## Requirement:
Output the entries below so that they read exactly as they do now.

-- Opening Marker --

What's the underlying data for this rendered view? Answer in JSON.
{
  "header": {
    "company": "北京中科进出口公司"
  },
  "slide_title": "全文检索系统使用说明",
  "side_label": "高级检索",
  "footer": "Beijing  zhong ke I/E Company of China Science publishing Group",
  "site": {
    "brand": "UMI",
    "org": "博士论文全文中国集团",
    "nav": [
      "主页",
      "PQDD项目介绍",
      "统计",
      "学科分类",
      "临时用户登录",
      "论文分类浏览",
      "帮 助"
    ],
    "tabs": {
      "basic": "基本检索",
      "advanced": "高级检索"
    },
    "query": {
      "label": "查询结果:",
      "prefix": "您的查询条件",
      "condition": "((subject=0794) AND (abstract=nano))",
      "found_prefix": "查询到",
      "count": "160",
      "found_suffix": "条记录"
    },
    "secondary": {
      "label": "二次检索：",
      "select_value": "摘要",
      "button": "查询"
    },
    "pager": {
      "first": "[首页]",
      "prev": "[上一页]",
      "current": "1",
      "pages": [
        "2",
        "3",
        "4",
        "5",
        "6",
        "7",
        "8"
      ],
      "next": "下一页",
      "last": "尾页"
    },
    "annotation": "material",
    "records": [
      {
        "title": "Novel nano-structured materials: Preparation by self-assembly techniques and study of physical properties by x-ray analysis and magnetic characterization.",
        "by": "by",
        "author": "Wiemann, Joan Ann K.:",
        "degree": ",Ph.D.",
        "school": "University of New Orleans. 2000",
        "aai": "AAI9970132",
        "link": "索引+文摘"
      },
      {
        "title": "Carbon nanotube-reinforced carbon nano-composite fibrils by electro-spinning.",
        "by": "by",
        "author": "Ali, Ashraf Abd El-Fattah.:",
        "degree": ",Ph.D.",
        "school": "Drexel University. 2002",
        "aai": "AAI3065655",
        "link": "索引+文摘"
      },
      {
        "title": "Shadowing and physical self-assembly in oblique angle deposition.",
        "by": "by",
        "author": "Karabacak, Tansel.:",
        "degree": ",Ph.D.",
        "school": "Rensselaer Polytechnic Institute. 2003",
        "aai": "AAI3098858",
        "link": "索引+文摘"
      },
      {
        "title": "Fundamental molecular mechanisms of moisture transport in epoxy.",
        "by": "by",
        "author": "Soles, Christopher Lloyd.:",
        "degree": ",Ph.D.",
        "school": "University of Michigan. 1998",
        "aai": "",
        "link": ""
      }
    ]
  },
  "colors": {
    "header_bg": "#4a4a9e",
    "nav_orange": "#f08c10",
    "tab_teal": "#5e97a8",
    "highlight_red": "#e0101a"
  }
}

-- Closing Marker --

## Answer for this exercise:
What's the underlying data for this rendered view? Answer in JSON.
{
  "header": {
    "company": "北京中科进出口公司"
  },
  "slide_title": "全文检索系统使用说明",
  "side_label": "高级检索",
  "footer": "Beijing  zhong ke I/E Company of China Science publishing Group",
  "site": {
    "brand": "UMI",
    "org": "博士论文全文中国集团",
    "nav": [
      "主页",
      "PQDD项目介绍",
      "统计",
      "学科分类",
      "临时用户登录",
      "论文分类浏览",
      "帮 助"
    ],
    "tabs": {
      "basic": "基本检索",
      "advanced": "高级检索"
    },
    "query": {
      "label": "查询结果:",
      "prefix": "您的查询条件",
      "condition": "((subject=0794) AND (abstract=nano))",
      "found_prefix": "查询到",
      "count": "160",
      "found_suffix": "条记录"
    },
    "secondary": {
      "label": "二次检索：",
      "select_value": "摘要",
      "button": "查询"
    },
    "pager": {
      "first": "[首页]",
      "prev": "[上一页]",
      "current": "1",
      "pages": [
        "2",
        "3",
        "4",
        "5",
        "6",
        "7",
        "8"
      ],
      "next": "下一页",
      "last": "尾页"
    },
    "annotation": "material",
    "records": [
      {
        "title": "Novel nano-structured materials: Preparation by self-assembly techniques and study of physical properties by x-ray analysis and magnetic characterization.",
        "by": "by",
        "author": "Wiemann, Joan Ann K.:",
        "degree": ",Ph.D.",
        "school": "University of New Orleans. 2000",
        "aai": "AAI9970132",
        "link": "索引+文摘"
      },
      {
        "title": "Carbon nanotube-reinforced carbon nano-composite fibrils by electro-spinning.",
        "by": "by",
        "author": "Ali, Ashraf Abd El-Fattah.:",
        "degree": ",Ph.D.",
        "school": "Drexel University. 2002",
        "aai": "AAI3065655",
        "link": "索引+文摘"
      },
      {
        "title": "Shadowing and physical self-assembly in oblique angle deposition.",
        "by": "by",
        "author": "Karabacak, Tansel.:",
        "degree": ",Ph.D.",
        "school": "Rensselaer Polytechnic Institute. 2003",
        "aai": "AAI3098858",
        "link": "索引+文摘"
      },
      {
        "title": "Fundamental molecular mechanisms of moisture transport in epoxy.",
        "by": "by",
        "author": "Soles, Christopher Lloyd.:",
        "degree": ",Ph.D.",
        "school": "University of Michigan. 1998",
        "aai": "",
        "link": ""
      }
    ]
  },
  "colors": {
    "header_bg": "#4a4a9e",
    "nav_orange": "#f08c10",
    "tab_teal": "#5e97a8",
    "highlight_red": "#e0101a"
  }
}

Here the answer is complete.